Little hogweed (Portulaca oleracea) usually is regarded as a weed here in the United Sates, but this widespread, naturalized succulent of temperate and tropical places is cultivated elsewhere. Its species name, oleracea, means edible vegetable. Other common names include green purslane, garden purslane, common purslane, pusley, pursley, and wild portulaca.
Some sources say that this plant is non-native and originates from Africa. Dr. Richard Wunderlin, the University of South Florida botanist who is responsible for the Atlas of Florida Plants, believes this plant to be native, writing “Though sometimes considered non-native, the available evidence of its pre-Columbian presence in the Americas favors its classification as native. Among leaves, it has one of the richest known sources of a-linolenic acid, an omega-3 fatty acid.”
This plant is said to have been cultivated for more than 4,000 years for food and as a medicine. It contains significant amounts of vitamins A and C, as well as calcium, magnesium, potassium and antioxidants. Raw leaves are characterized as salty and peppery with a crispy, juicy texture. When cooked little hogweed becomes mucilaginous, so is used as a thickener (like cornstarch) for soups or stews. In Greece, the leaves are fried in olive oil and mixed with feta cheese, tomatoes, onion, garlic and oregano in a dish called panzanella.
Its appearance and its taste depend on environmental conditions. Plants in dry, sandy soils have a very prostrate growth habit, as above. Moist and fertile conditions produce plants that can grow to be about 6″ tall with thicker stems. Sometimes, the round stems are reddened.
Plants, we were told In grade school, were “factories” that “took in” carbon dioxide and sunlight to produce food via a special process called photosynthesis. In very dry and hot conditions, little hogweed conserves moisture with a special strategy, C4 photosynthesis. Little hogweed, when necessary, will open its stomata (pores) to “collect” carbon dioxide during the night, rather than during the drying day-time, to reduce moisture loss and then convert it to malic acid, a sour-tasting substance. During the day, the plant converts the malic acid to glucose. Thus, little hogweed harvested in the morning tends taste tarter.
Its leaves are alternate sessile (attached directly to the stem), and quite fleshy, storing lots of water when available. Each flat green leaf is oval to spoon-shaped and broadest near the rounded tip, often with a reddish leaf margin.
Tiny, fairly inconspicuous yellow flowers held singly or in clusters in the leaf axils appear from mid-morning to early afternoon. Though hogweed is self-fertile (hermaphroditic), flies, small bees, beetles, and other small pollinators visit its flowers. Its tiny black seeds, which can remain viable in the soil for decades, are eaten by sparrows and other songbirds.

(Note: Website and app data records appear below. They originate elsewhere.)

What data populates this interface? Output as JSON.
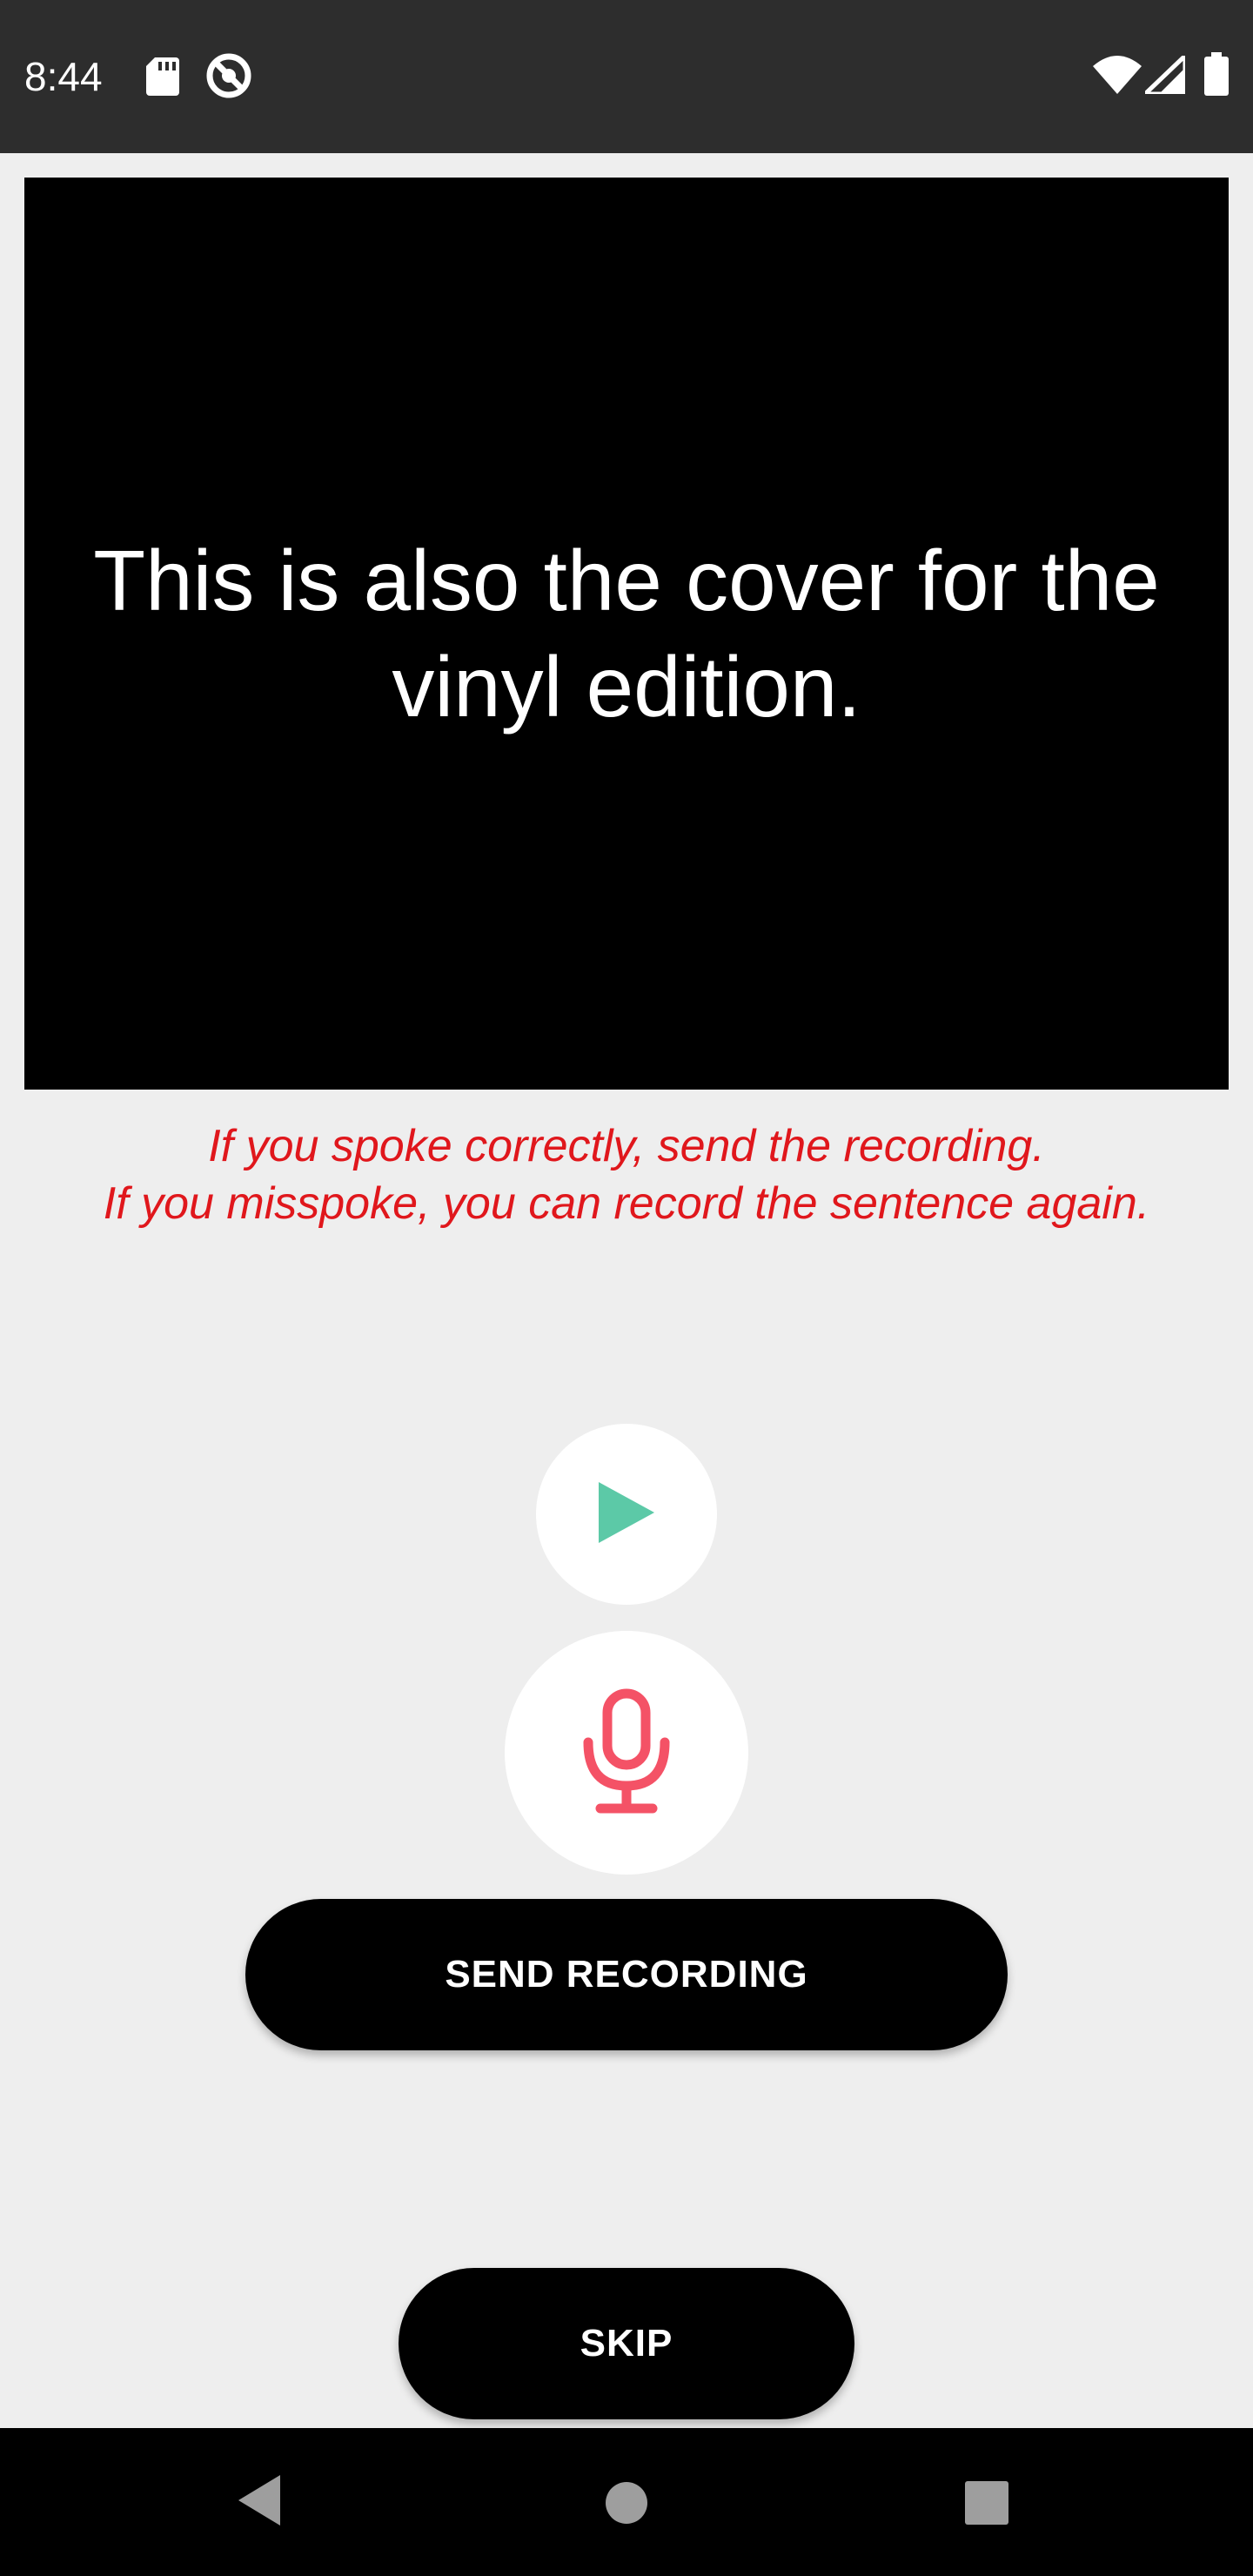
{
  "status_bar": {
    "time": "8:44",
    "icons": [
      "sd-card-icon",
      "do-not-disturb-icon",
      "wifi-icon",
      "cell-signal-icon",
      "battery-icon"
    ]
  },
  "sentence": {
    "text": "This is also the cover for the vinyl edition."
  },
  "instructions": {
    "line1": "If you spoke correctly, send the recording.",
    "line2": "If you misspoke, you can record the sentence again."
  },
  "controls": {
    "play_icon": "play-icon",
    "mic_icon": "microphone-icon",
    "send_label": "SEND RECORDING",
    "skip_label": "SKIP"
  },
  "nav_bar": {
    "icons": [
      "back-icon",
      "home-icon",
      "recents-icon"
    ]
  },
  "colors": {
    "status_bar": "#2d2d2d",
    "background": "#eeeeee",
    "instruction_text": "#e0171c",
    "play_accent": "#5cc9a7",
    "mic_accent": "#f45266",
    "button": "#000000"
  }
}
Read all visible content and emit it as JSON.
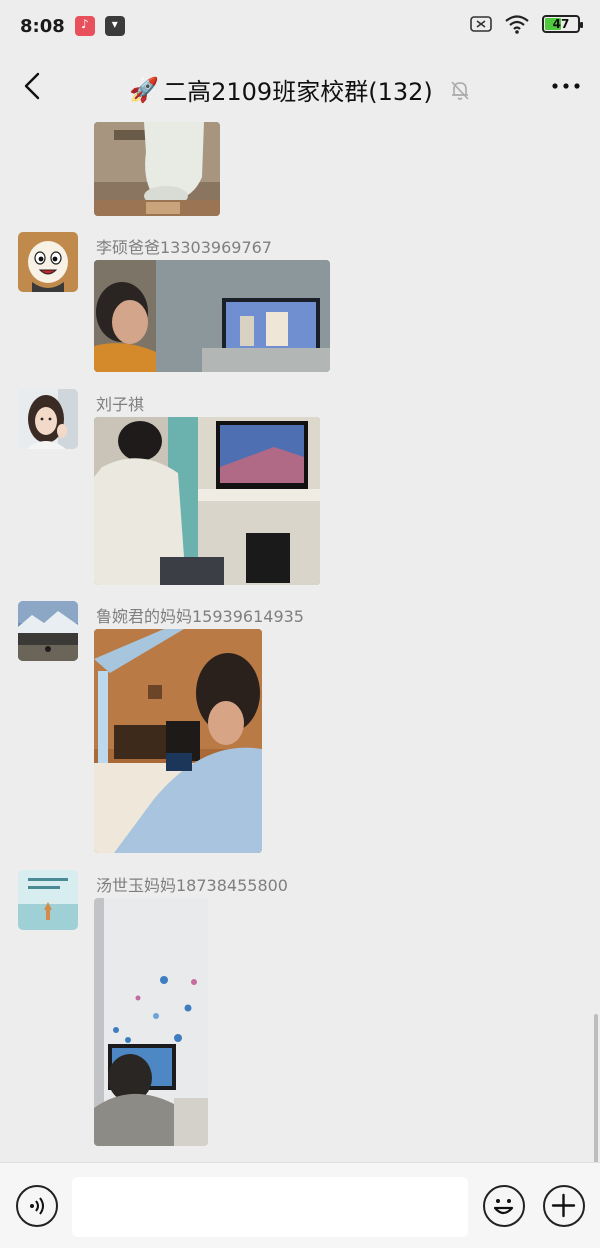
{
  "status": {
    "time": "8:08",
    "battery_percent": "47",
    "battery_level": 0.47
  },
  "header": {
    "emoji": "🚀",
    "title": "二高2109班家校群(132)",
    "back_icon": "chevron-left-icon",
    "mute_icon": "bell-off-icon",
    "more_icon": "ellipsis-icon"
  },
  "messages": [
    {
      "sender": "",
      "type": "image"
    },
    {
      "sender": "李硕爸爸13303969767",
      "type": "image"
    },
    {
      "sender": "刘子祺",
      "type": "image"
    },
    {
      "sender": "鲁婉君的妈妈15939614935",
      "type": "image"
    },
    {
      "sender": "汤世玉妈妈18738455800",
      "type": "image"
    }
  ],
  "input": {
    "value": "",
    "placeholder": ""
  }
}
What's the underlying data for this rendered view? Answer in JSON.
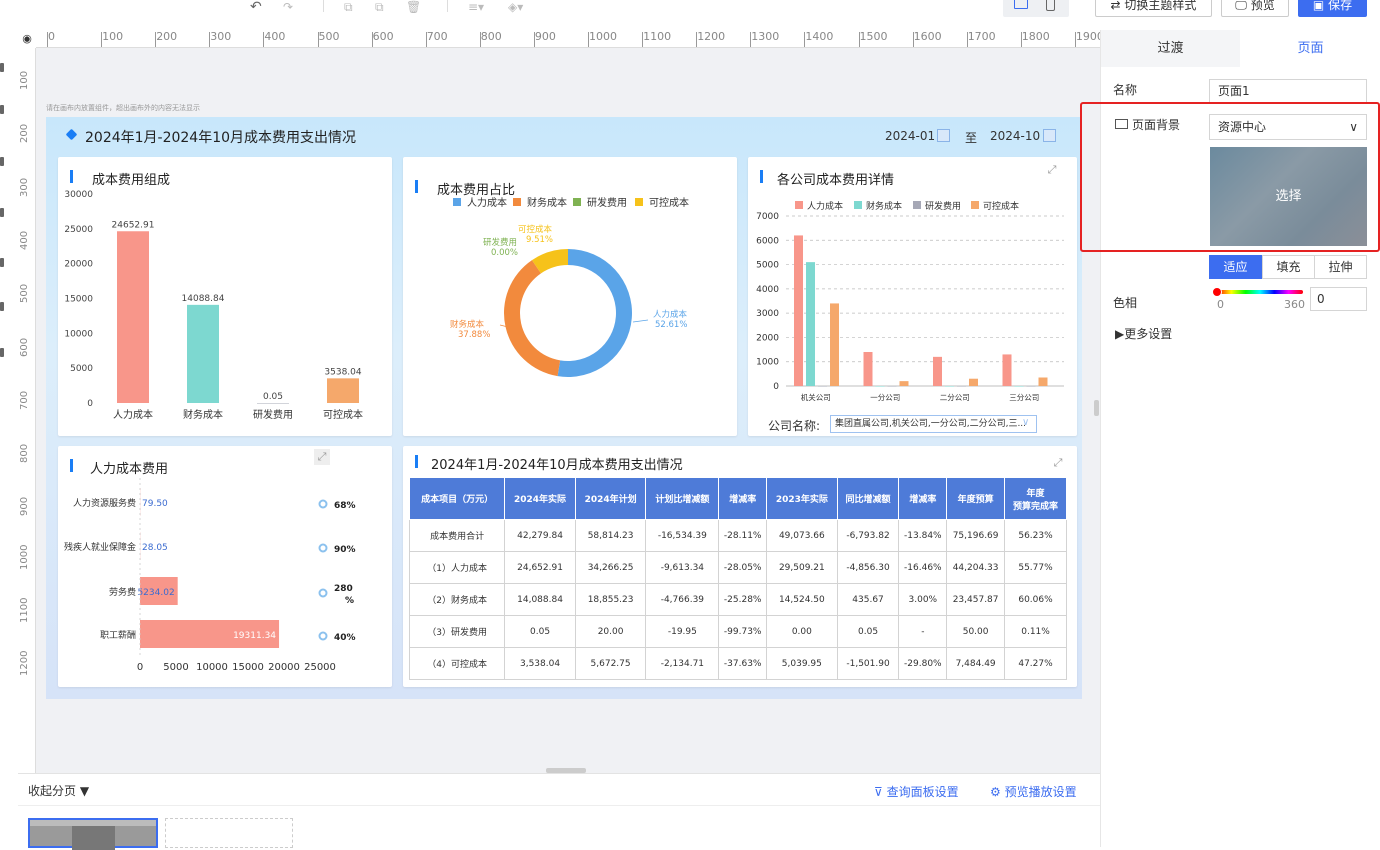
{
  "toolbar": {
    "switch_theme": "切换主题样式",
    "preview": "预览",
    "save": "保存"
  },
  "ruler": {
    "h": [
      "0",
      "100",
      "200",
      "300",
      "400",
      "500",
      "600",
      "700",
      "800",
      "900",
      "1000",
      "1100",
      "1200",
      "1300",
      "1400",
      "1500",
      "1600",
      "1700",
      "1800",
      "1900"
    ],
    "v": [
      "100",
      "200",
      "300",
      "400",
      "500",
      "600",
      "700",
      "800",
      "900",
      "1000",
      "1100",
      "1200"
    ]
  },
  "canvas": {
    "hint": "请在画布内放置组件，超出画布外的内容无法显示"
  },
  "dashboard": {
    "title": "2024年1月-2024年10月成本费用支出情况",
    "date_from": "2024-01",
    "date_sep": "至",
    "date_to": "2024-10",
    "company_label": "公司名称:",
    "company_value": "集团直属公司,机关公司,一分公司,二分公司,三..."
  },
  "chart_data": [
    {
      "type": "bar",
      "title": "成本费用组成",
      "categories": [
        "人力成本",
        "财务成本",
        "研发费用",
        "可控成本"
      ],
      "values": [
        24652.91,
        14088.84,
        0.05,
        3538.04
      ],
      "value_labels": [
        "24652.91",
        "14088.84",
        "0.05",
        "3538.04"
      ],
      "ylim": [
        0,
        30000
      ],
      "yticks": [
        "30000",
        "25000",
        "20000",
        "15000",
        "10000",
        "5000",
        "0"
      ],
      "colors": [
        "#f8968a",
        "#7dd8d0",
        "#a6a8b6",
        "#f5a86b"
      ]
    },
    {
      "type": "pie",
      "title": "成本费用占比",
      "legend": [
        "人力成本",
        "财务成本",
        "研发费用",
        "可控成本"
      ],
      "legend_placement": "top",
      "colors": [
        "#5aa4e8",
        "#f28a3d",
        "#7fb252",
        "#f6c21a"
      ],
      "values": [
        52.61,
        37.88,
        0.0,
        9.51
      ],
      "labels": [
        {
          "name": "人力成本",
          "pct": "52.61%"
        },
        {
          "name": "财务成本",
          "pct": "37.88%"
        },
        {
          "name": "研发费用",
          "pct": "0.00%"
        },
        {
          "name": "可控成本",
          "pct": "9.51%"
        }
      ]
    },
    {
      "type": "bar",
      "title": "各公司成本费用详情",
      "legend": [
        "人力成本",
        "财务成本",
        "研发费用",
        "可控成本"
      ],
      "colors": [
        "#f8968a",
        "#7dd8d0",
        "#a6a8b6",
        "#f5a86b"
      ],
      "categories": [
        "机关公司",
        "一分公司",
        "二分公司",
        "三分公司"
      ],
      "series": [
        {
          "name": "人力成本",
          "values": [
            6200,
            1400,
            1200,
            1300
          ]
        },
        {
          "name": "财务成本",
          "values": [
            5100,
            0,
            0,
            0
          ]
        },
        {
          "name": "研发费用",
          "values": [
            0,
            0,
            0,
            0
          ]
        },
        {
          "name": "可控成本",
          "values": [
            3400,
            200,
            300,
            350
          ]
        }
      ],
      "ylim": [
        0,
        7000
      ],
      "yticks": [
        "7000",
        "6000",
        "5000",
        "4000",
        "3000",
        "2000",
        "1000",
        "0"
      ],
      "grid": true
    },
    {
      "type": "bar",
      "title": "人力成本费用",
      "orientation": "horizontal",
      "categories": [
        "人力资源服务费",
        "残疾人就业保障金",
        "劳务费",
        "职工薪酬"
      ],
      "values": [
        79.5,
        28.05,
        5234.02,
        19311.34
      ],
      "value_labels": [
        "79.50",
        "28.05",
        "5234.02",
        "19311.34"
      ],
      "percents": [
        "68%",
        "90%",
        "280\n%",
        "40%"
      ],
      "xlim": [
        0,
        25000
      ],
      "xticks": [
        "0",
        "5000",
        "10000",
        "15000",
        "20000",
        "25000"
      ]
    }
  ],
  "table": {
    "title": "2024年1月-2024年10月成本费用支出情况",
    "headers": [
      "成本项目（万元）",
      "2024年实际",
      "2024年计划",
      "计划比增减额",
      "增减率",
      "2023年实际",
      "同比增减额",
      "增减率",
      "年度预算",
      "年度\n预算完成率"
    ],
    "rows": [
      [
        "成本费用合计",
        "42,279.84",
        "58,814.23",
        "-16,534.39",
        "-28.11%",
        "49,073.66",
        "-6,793.82",
        "-13.84%",
        "75,196.69",
        "56.23%"
      ],
      [
        "（1）人力成本",
        "24,652.91",
        "34,266.25",
        "-9,613.34",
        "-28.05%",
        "29,509.21",
        "-4,856.30",
        "-16.46%",
        "44,204.33",
        "55.77%"
      ],
      [
        "（2）财务成本",
        "14,088.84",
        "18,855.23",
        "-4,766.39",
        "-25.28%",
        "14,524.50",
        "435.67",
        "3.00%",
        "23,457.87",
        "60.06%"
      ],
      [
        "（3）研发费用",
        "0.05",
        "20.00",
        "-19.95",
        "-99.73%",
        "0.00",
        "0.05",
        "-",
        "50.00",
        "0.11%"
      ],
      [
        "（4）可控成本",
        "3,538.04",
        "5,672.75",
        "-2,134.71",
        "-37.63%",
        "5,039.95",
        "-1,501.90",
        "-29.80%",
        "7,484.49",
        "47.27%"
      ]
    ]
  },
  "bottom": {
    "collapse": "收起分页",
    "query_settings": "查询面板设置",
    "preview_settings": "预览播放设置"
  },
  "right_panel": {
    "tabs": [
      "过渡",
      "页面"
    ],
    "name_label": "名称",
    "name_value": "页面1",
    "bg_label": "页面背景",
    "bg_select": "资源中心",
    "choose": "选择",
    "fit_buttons": [
      "适应",
      "填充",
      "拉伸"
    ],
    "hue_label": "色相",
    "hue_min": "0",
    "hue_max": "360",
    "hue_value": "0",
    "more": "更多设置"
  },
  "colors": {
    "accent": "#3c6df0",
    "highlight": "#e52222"
  }
}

Hog food, people food, or weed depends on your point of view.